by | Jul 30, 2014 | News


By Sam Godfrey

In case you needed it official: The Texas Water Development Board’s Best Management Practices for Municipalities, updated last November, lays it all out.

Identifying and fixing leaks is a Best Management Practice. Leak surveys and other components of identifying water losses can help a utility’s bottom line.

content-imgCUTTING EXPENSES: “A responsive leak repair program is essential to reducing water loss. Leak detection and meter testing can be done by the utility or contracted out. Timely repairs and an ongoing preventative maintenance and replacement program will allow the utility to operate efficiently, minimizing operational losses,” TWDB says.

BOLSTERING REVENUES: “Water loss impacts the supply side of water delivery. Therefore, any reductions carry not only the traditional conservation benefits of reducing demand, electricity and chemicals used in treatment and pumping, and water procurement costs, but also do so without reducing
utility revenues. Reducing apparent losses by improving data management and meter accuracy can even increase utility revenues.”

Texas Water Code Section 16.0121(b) requires retail public water utilities to conduct a water audit every five years, unless they have an active financial obligation with the Texas Water Development Board or have more than 3,300
connections, in which case they must conduct an audit annually.

With TWDB writing the rules for the new $2 billion SWIFT fund, more utilities will have a shot at TWDB financing.
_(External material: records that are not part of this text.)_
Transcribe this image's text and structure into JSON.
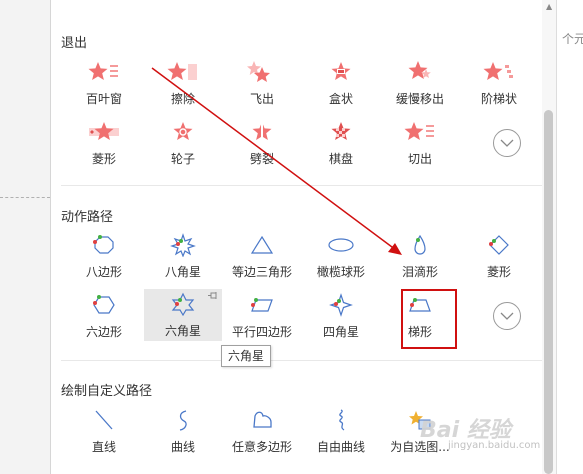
{
  "background_right_text": "个元",
  "sections": {
    "exit": {
      "title": "退出",
      "items": [
        "百叶窗",
        "擦除",
        "飞出",
        "盒状",
        "缓慢移出",
        "阶梯状",
        "菱形",
        "轮子",
        "劈裂",
        "棋盘",
        "切出"
      ]
    },
    "paths": {
      "title": "动作路径",
      "items": [
        "八边形",
        "八角星",
        "等边三角形",
        "橄榄球形",
        "泪滴形",
        "菱形",
        "六边形",
        "六角星",
        "平行四边形",
        "四角星",
        "梯形"
      ]
    },
    "custom": {
      "title": "绘制自定义路径",
      "items": [
        "直线",
        "曲线",
        "任意多边形",
        "自由曲线",
        "为自选图..."
      ]
    }
  },
  "tooltip": "六角星",
  "watermark": "Bai 经验",
  "watermark_sub": "jingyan.baidu.com",
  "colors": {
    "accent_red": "#d01010",
    "star_pink": "#f07070",
    "path_blue": "#4a78c8"
  }
}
So we can expect more annual audits…and more efficient utlilities.

How Much Water Can You Afford To Lose?
As water systems plan their budgets for the upcoming fiscal year, they have to take into account the possibility of
continued drought and its effect on the bottom line. Though drought is beyond our control, other factors contributing to water loss – and excessive pumping – are factors that can be addressed.

As drought conditions persist, many water systems run the risk of over-pumping in order to keep up with demand. Leak detection surveys and other systematic procedures for identifying water losses assist utilities by increasing their efficient management of their current water supply from incurring penalties and fines.
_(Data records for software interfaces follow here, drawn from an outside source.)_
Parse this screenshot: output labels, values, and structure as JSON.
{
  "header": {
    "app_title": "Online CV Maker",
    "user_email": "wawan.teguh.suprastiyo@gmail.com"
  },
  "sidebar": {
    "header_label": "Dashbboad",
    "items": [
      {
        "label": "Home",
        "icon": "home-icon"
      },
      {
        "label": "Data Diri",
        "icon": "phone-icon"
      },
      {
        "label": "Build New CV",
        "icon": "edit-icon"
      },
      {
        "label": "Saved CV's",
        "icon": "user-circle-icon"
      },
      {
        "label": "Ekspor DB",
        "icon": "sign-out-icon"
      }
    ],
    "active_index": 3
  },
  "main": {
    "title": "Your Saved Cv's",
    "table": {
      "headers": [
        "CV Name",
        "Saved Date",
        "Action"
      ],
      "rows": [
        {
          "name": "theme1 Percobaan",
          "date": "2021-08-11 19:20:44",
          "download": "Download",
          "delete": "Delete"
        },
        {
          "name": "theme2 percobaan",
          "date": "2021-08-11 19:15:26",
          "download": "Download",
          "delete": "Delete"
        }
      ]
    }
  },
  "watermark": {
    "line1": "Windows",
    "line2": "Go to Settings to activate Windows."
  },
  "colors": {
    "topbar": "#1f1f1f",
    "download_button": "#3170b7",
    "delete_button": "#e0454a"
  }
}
Baby, it’s dry outside…

content-imgThe drought has been with us a long time, and it’s going to take more than brief rains to run it off. This July 31 map from the U.S. Drought Monitor shows most of Texas experiencing dry conditions…or worse.
In this kind of climate, your utility can’t afford to waste water. Talk to a SAMCO representative today about how SAMCO can help get your water where it’s supposed to go.

To find a SAMCO leak detection application just click here,

or call Sam Godfrey at (512) 751-5325 for more information.